While digging the foundation for a new expansion at the University of York, a human cranium was discovered that contained preserved remains of brain tissue. Using a CT scanner, researchers from Bradford University and the University of York are studying the brain’s structure and its chemical composition to find out how it survived preservation for so long, and how it is different from the contemporary brains.
From a University of York press release:
Archaeologists from York Archaeological Trust, commissioned by the University to carry out the exploratory dig, made the discovery in an area of extensive prehistoric farming landscape of fields, trackways and buildings dating back to at least 300 BC.
And they believe the skull, which was found on its own in a muddy pit, may have been a ritual offering.
As Finds Officer Rachel Cubitt cleaned the soil-covered skull’s outer surface, she felt something move inside the cranium. Peering through the base of the skull, she spotted an unusual yellow substance.
"It jogged my memory of a university lecture on the rare survival of ancient brain tissue. We gave the skull special conservation treatment as a result, and sought expert medical opinion," she said.

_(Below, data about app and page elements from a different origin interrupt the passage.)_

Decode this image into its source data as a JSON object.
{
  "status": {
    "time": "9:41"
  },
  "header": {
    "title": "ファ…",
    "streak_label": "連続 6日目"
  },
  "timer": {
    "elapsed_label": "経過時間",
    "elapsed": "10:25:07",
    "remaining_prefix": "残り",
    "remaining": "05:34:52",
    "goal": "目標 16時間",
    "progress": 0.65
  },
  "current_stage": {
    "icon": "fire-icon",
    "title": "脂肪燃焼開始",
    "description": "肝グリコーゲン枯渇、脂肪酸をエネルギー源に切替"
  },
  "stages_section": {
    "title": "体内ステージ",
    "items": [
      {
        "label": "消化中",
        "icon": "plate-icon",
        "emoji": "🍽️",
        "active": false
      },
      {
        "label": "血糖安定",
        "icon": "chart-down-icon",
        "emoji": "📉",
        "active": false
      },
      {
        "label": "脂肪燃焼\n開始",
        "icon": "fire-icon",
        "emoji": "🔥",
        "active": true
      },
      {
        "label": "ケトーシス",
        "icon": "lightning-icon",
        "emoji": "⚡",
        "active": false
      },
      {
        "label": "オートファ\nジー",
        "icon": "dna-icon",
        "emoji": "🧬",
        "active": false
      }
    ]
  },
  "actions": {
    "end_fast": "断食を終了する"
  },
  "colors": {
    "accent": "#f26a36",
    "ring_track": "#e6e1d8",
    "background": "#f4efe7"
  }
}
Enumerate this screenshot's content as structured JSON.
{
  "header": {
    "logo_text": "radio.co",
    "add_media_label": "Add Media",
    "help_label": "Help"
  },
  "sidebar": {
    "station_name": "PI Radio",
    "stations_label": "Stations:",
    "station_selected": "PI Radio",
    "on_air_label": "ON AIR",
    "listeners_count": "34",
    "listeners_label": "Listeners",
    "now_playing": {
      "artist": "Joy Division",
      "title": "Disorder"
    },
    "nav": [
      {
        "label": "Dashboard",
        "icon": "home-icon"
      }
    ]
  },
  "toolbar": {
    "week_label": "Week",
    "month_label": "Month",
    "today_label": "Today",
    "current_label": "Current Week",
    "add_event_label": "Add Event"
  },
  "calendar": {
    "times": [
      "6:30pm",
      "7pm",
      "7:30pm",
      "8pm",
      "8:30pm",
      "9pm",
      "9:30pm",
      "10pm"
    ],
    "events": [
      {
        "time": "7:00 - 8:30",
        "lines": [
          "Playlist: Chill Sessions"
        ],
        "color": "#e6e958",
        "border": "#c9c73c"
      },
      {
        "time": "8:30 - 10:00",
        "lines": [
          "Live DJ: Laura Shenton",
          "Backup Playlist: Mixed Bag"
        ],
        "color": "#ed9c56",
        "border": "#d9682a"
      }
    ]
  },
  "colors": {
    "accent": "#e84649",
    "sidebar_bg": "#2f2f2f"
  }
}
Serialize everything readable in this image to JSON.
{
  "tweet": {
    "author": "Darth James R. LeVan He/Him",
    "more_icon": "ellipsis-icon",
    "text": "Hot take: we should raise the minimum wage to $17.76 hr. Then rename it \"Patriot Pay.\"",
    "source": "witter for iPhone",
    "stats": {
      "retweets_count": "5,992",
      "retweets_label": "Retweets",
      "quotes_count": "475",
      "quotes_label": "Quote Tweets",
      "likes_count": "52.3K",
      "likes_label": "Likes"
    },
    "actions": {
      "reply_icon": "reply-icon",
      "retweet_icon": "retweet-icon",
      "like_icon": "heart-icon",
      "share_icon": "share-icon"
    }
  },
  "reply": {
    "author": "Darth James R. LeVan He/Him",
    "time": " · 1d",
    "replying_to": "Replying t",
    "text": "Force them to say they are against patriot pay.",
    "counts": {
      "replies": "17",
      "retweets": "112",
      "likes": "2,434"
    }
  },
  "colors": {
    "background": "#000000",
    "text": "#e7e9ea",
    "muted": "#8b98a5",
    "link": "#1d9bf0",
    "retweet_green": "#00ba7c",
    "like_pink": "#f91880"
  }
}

York Hospital’s sophisticated CT scanner was used to produce startlingly clear images of the skull’s contents. Philip Duffey, Consultant Neurologist at the Hospital said: "I’m amazed and excited that scanning has shown structures which appear to be unequivocally of brain origin. I think that it will be very important to establish how these structures have survived, whether there are traces of biological material within them and, if not, what is their composition."
Dr Sonia O’Connor, Research Fellow in Archaeological Sciences at the University of Bradford added: "The survival of brain remains where no other soft tissues are preserved is extremely rare. This brain is particularly exciting because it is very well preserved, even though it is the oldest recorded find of this type in the UK, and one of the earliest worldwide."

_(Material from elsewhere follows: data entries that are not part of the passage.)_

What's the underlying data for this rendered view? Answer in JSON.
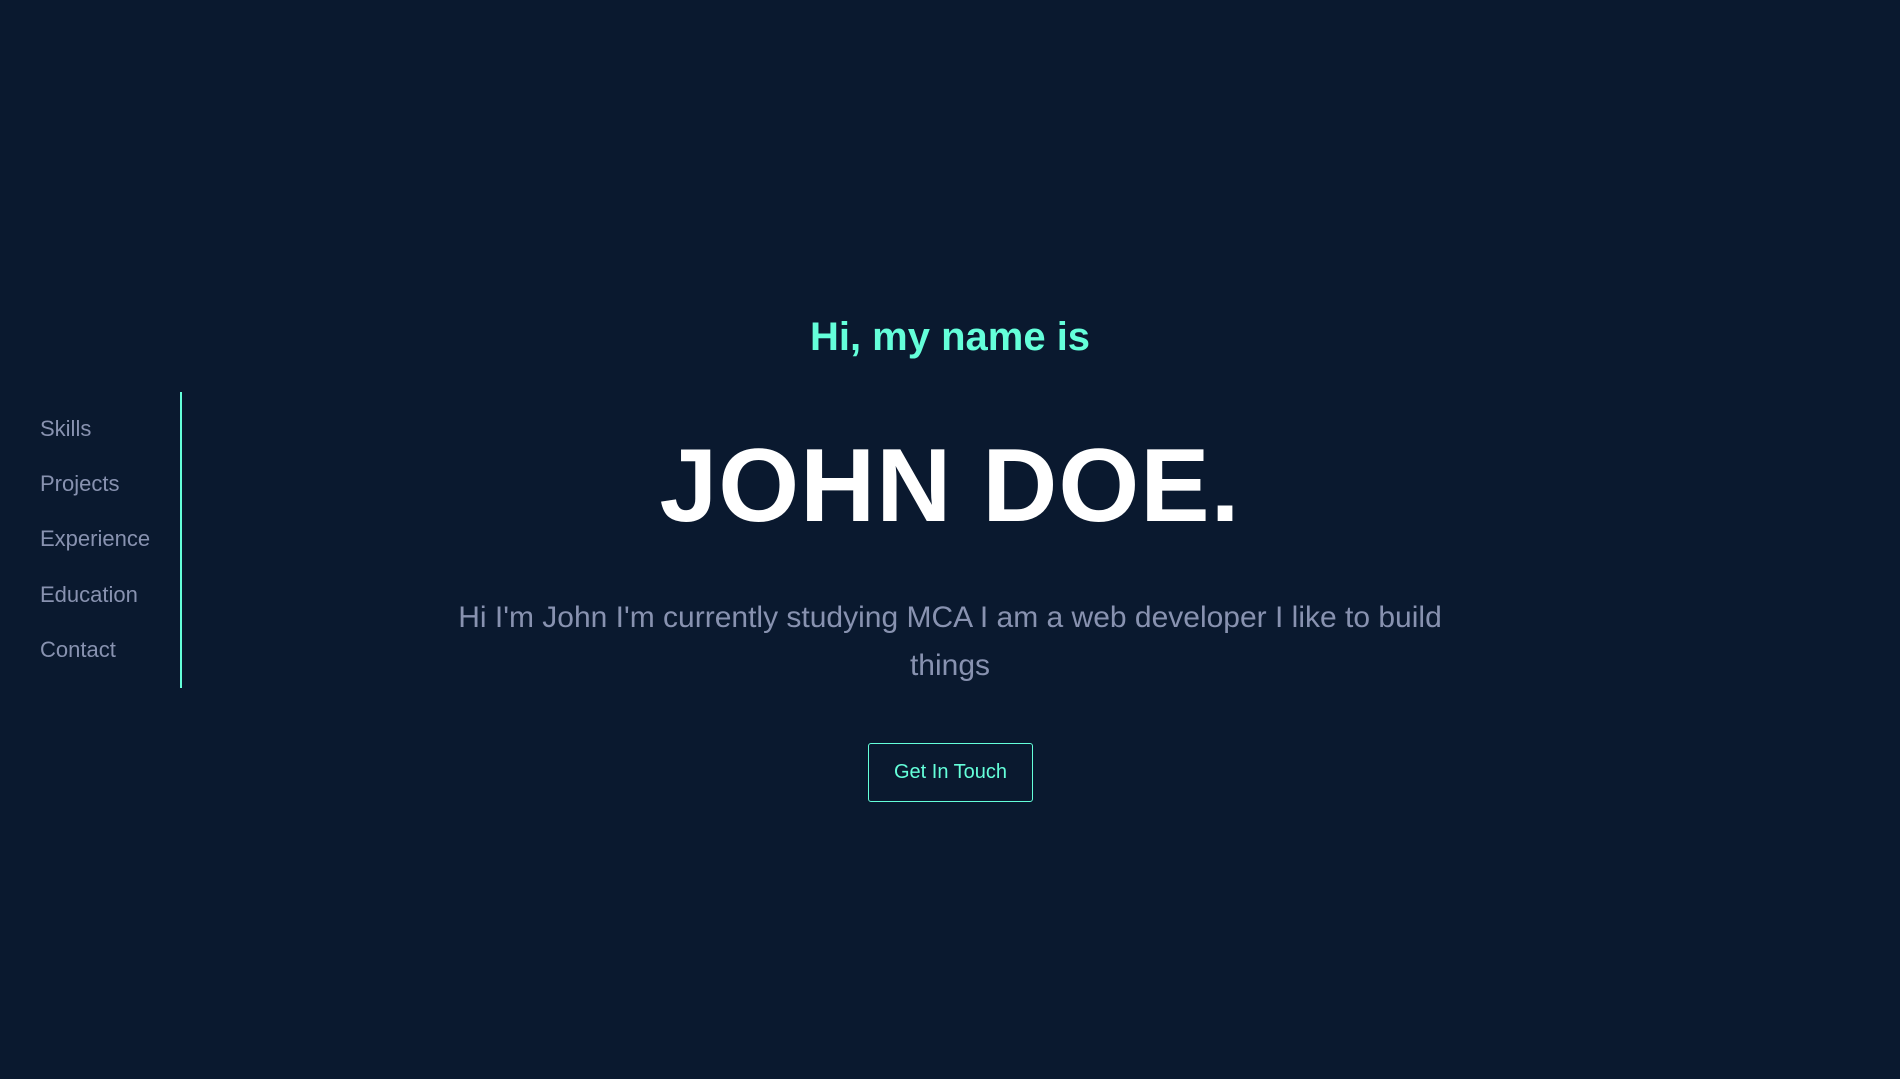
{
  "sidebar": {
    "items": [
      {
        "label": "Skills"
      },
      {
        "label": "Projects"
      },
      {
        "label": "Experience"
      },
      {
        "label": "Education"
      },
      {
        "label": "Contact"
      }
    ]
  },
  "hero": {
    "greeting": "Hi, my name is",
    "name": "JOHN DOE.",
    "intro": "Hi I'm John I'm currently studying MCA I am a web developer I like to build things",
    "cta_label": "Get In Touch"
  },
  "colors": {
    "background": "#0a192f",
    "accent": "#64ffda",
    "muted_text": "#8892b0",
    "heading": "#ffffff"
  }
}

An interview with the BBC:
Press release: Iron Age ‘sacrifice’ is Britain’s oldest surviving brain…
Images: Top: Brain material shows as dark folded matter at the top of the head in this computer-generated view into the skull. The lighter colours in the skull represent soil. Brain material shows as dark folded matter at the top of the head in this computer-generated view into the skull. The lighter colours in the skull represent soil. Credit: York Archaeological Trust ; Bottom: Dr Sonia O’Connor, from the University of Bradford, examines the remains of the brain using an endoscope. Dr Sonia O’Connor, from the University of Bradford, examines the remains of the brain using an endoscope. Credit: University of Bradford